• @johnhenrywalsh
The New Yorker film critic Anthony Lane must be feeling pleased with himself about the news that the next James Bond movie - the 21st in the franchise - will be Casino Royale, based on Ian Fleming's first Bond novel, published in 1953. Reviewing the plonking Die Another Day three years ago, and deploring the triumph of technology over suavity that the films had become, Lane addressed the master spy in these words: "All right, 007, listen carefully: I want you to go and meet a gentleman named Lee. Ang Lee. Take him a copy of this novel, Casino Royale. It may look like an ordinary paperback, but concealed within is an array of clever tricks, some of them, I don't mind telling you, on the dodgy side, and - here's the thing - nobody seems to have put it to proper use. There was once a joke version, but that doesn't count. Be a good chap and tell our Mr Lee to turn the book into a period drama, would you?" The "joke version" was a terrible 1967 spoof movie starring David Niven, Peter Sellers and, er, Woody Allen. It looks like the people at MGM have heeded Lane's suggestion. Now all they need is a new Bond.
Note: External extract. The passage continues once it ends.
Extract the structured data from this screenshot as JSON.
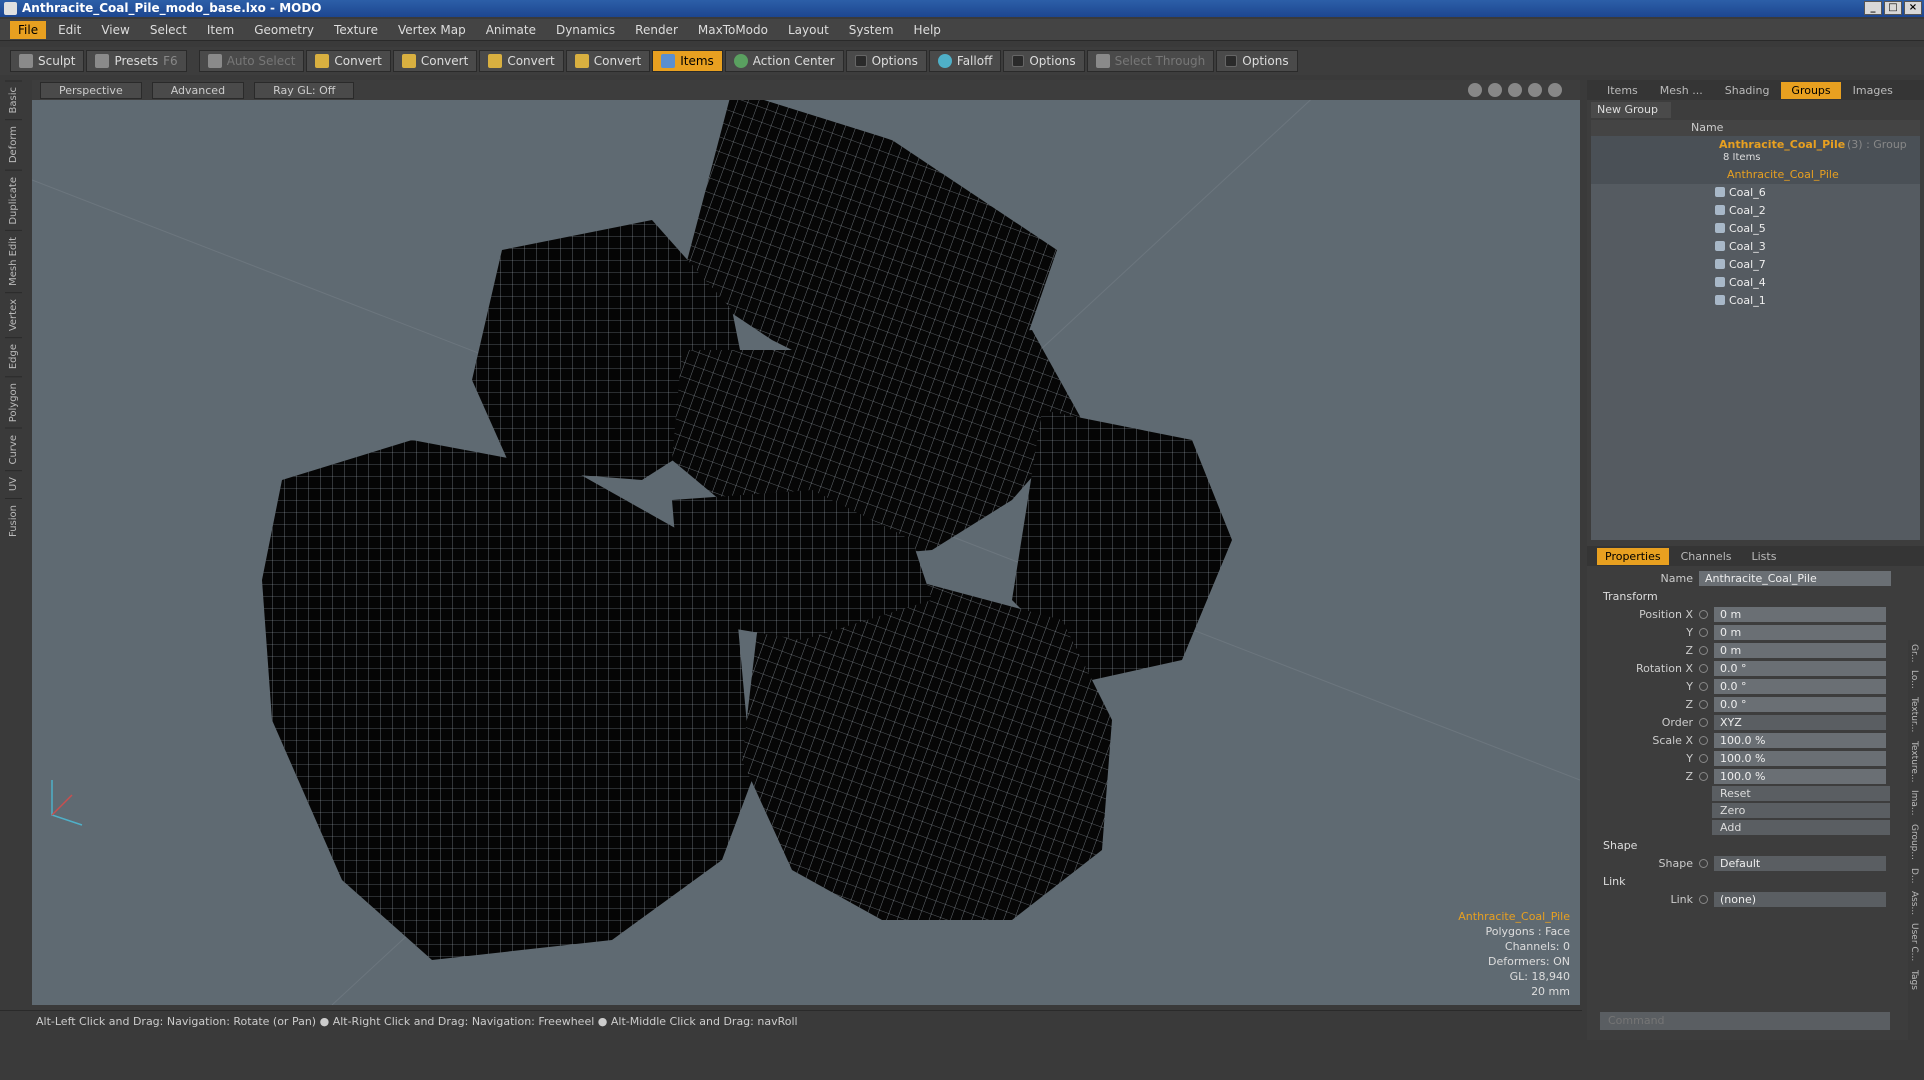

Pierce Brosnan parted company with the management after a row about profit share.

Escort agencies everywhere will be rethinking their fee structure after Geri Halliwell's evening with the German impresario Dickie Lugner at the Vienna Opera Ball. First she refused to attend a press conference at her host's Lugner City shopping mall, then she hid from photographers at the Imperial Hotel, then she ran away from some more photographers at the Opera House and had to be dragged back inside. And when she was supposed to be personally greeted (live on television) by the Austrian President, Heinz Fischer, she'd got lost somewhere in the corridors, trying to find the ladies'. For this triumphant service, Herr Lugner is said to have shelled out a mere pounds 500,000. For his sake, I hope she was worth it.

Michael Gambon, slated to play Falstaff at the National Theatre's Henry IV in May, has a Falstaffian fondness for winding up people. He once met Robert De Niro and Al Pacino in a London club and the subject of his knighthood came up. "What would anyone want with a goddamn knighthood?" the US actors demanded. "You don't understand," said Gambon, "If you're an English knight, you can sleep with any woman in the land. It's called the Knighting Law. No woman is allowed to say no." Pacino and De Niro believed him for approximately 30 seconds before loudly denouncing him as a fantasist. During a lull between drinks, Gambon had a word with a quartet of girls at the bar. Five minutes later, the girls walked past the starry crew of Pacino, De Niro, etc, and Gambon said to one girl, "Excuse me, young lady, but I would like to sleep with you tomorrow night." "How dare you?" exclaimed the girl. "You foul man." "Perhaps I should point out I'm Sir Michael Gambon," said Gambon suavely. "Oh God, the Knighting Law," said the girl, playing along. "Oh - all right then." The faces of the American thesps were, they say, a picture.